RECORDS:
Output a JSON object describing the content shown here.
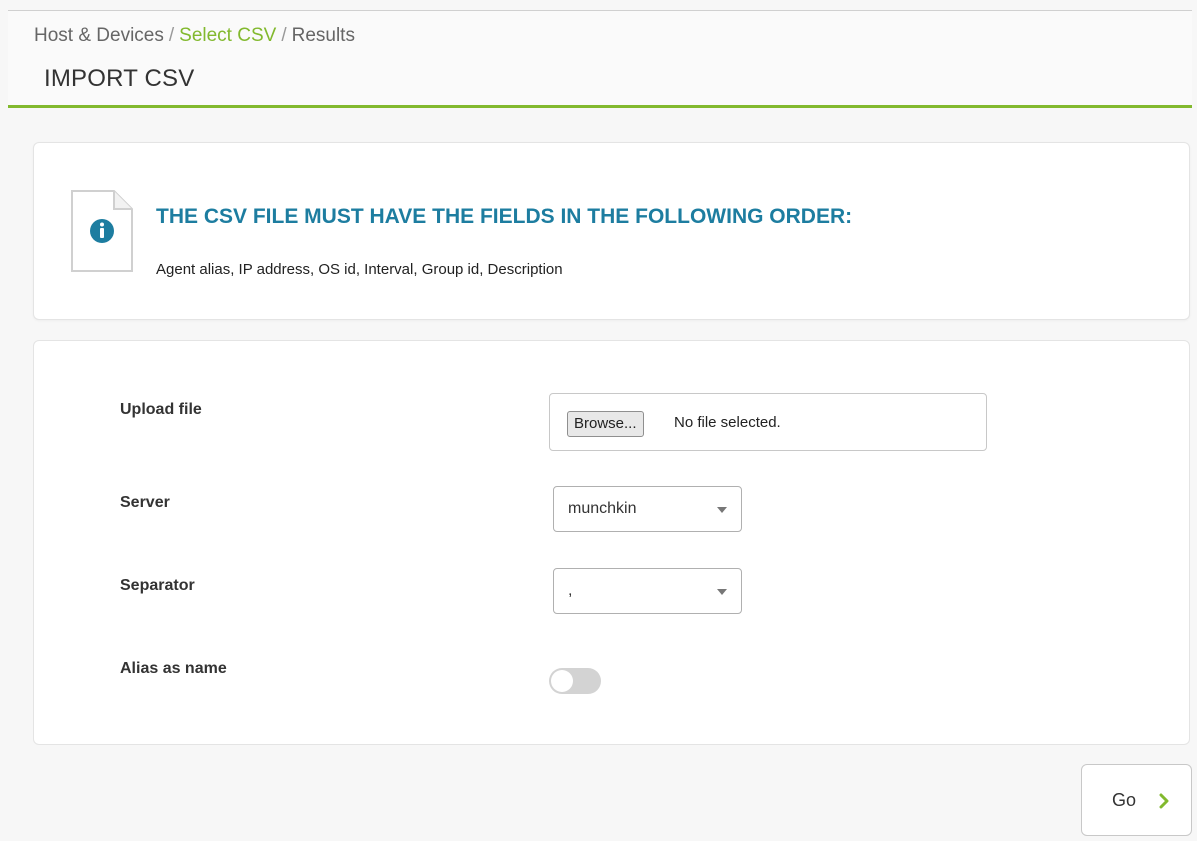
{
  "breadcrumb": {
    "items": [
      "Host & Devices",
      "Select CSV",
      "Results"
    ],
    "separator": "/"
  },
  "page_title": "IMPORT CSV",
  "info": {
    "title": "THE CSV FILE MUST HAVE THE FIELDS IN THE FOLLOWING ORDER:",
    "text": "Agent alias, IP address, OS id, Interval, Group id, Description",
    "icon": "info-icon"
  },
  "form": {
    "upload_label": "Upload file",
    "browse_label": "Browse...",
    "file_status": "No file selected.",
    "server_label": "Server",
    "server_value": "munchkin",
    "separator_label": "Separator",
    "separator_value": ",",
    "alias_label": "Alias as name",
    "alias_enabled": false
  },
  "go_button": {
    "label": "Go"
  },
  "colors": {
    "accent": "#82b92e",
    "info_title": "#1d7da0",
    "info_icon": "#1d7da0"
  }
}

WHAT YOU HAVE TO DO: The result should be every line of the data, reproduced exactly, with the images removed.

COMPLETED EXERCISE:
Output a JSON object describing the content shown here.
{
  "breadcrumb": {
    "items": [
      "Host & Devices",
      "Select CSV",
      "Results"
    ],
    "separator": "/"
  },
  "page_title": "IMPORT CSV",
  "info": {
    "title": "THE CSV FILE MUST HAVE THE FIELDS IN THE FOLLOWING ORDER:",
    "text": "Agent alias, IP address, OS id, Interval, Group id, Description",
    "icon": "info-icon"
  },
  "form": {
    "upload_label": "Upload file",
    "browse_label": "Browse...",
    "file_status": "No file selected.",
    "server_label": "Server",
    "server_value": "munchkin",
    "separator_label": "Separator",
    "separator_value": ",",
    "alias_label": "Alias as name",
    "alias_enabled": false
  },
  "go_button": {
    "label": "Go"
  },
  "colors": {
    "accent": "#82b92e",
    "info_title": "#1d7da0",
    "info_icon": "#1d7da0"
  }
}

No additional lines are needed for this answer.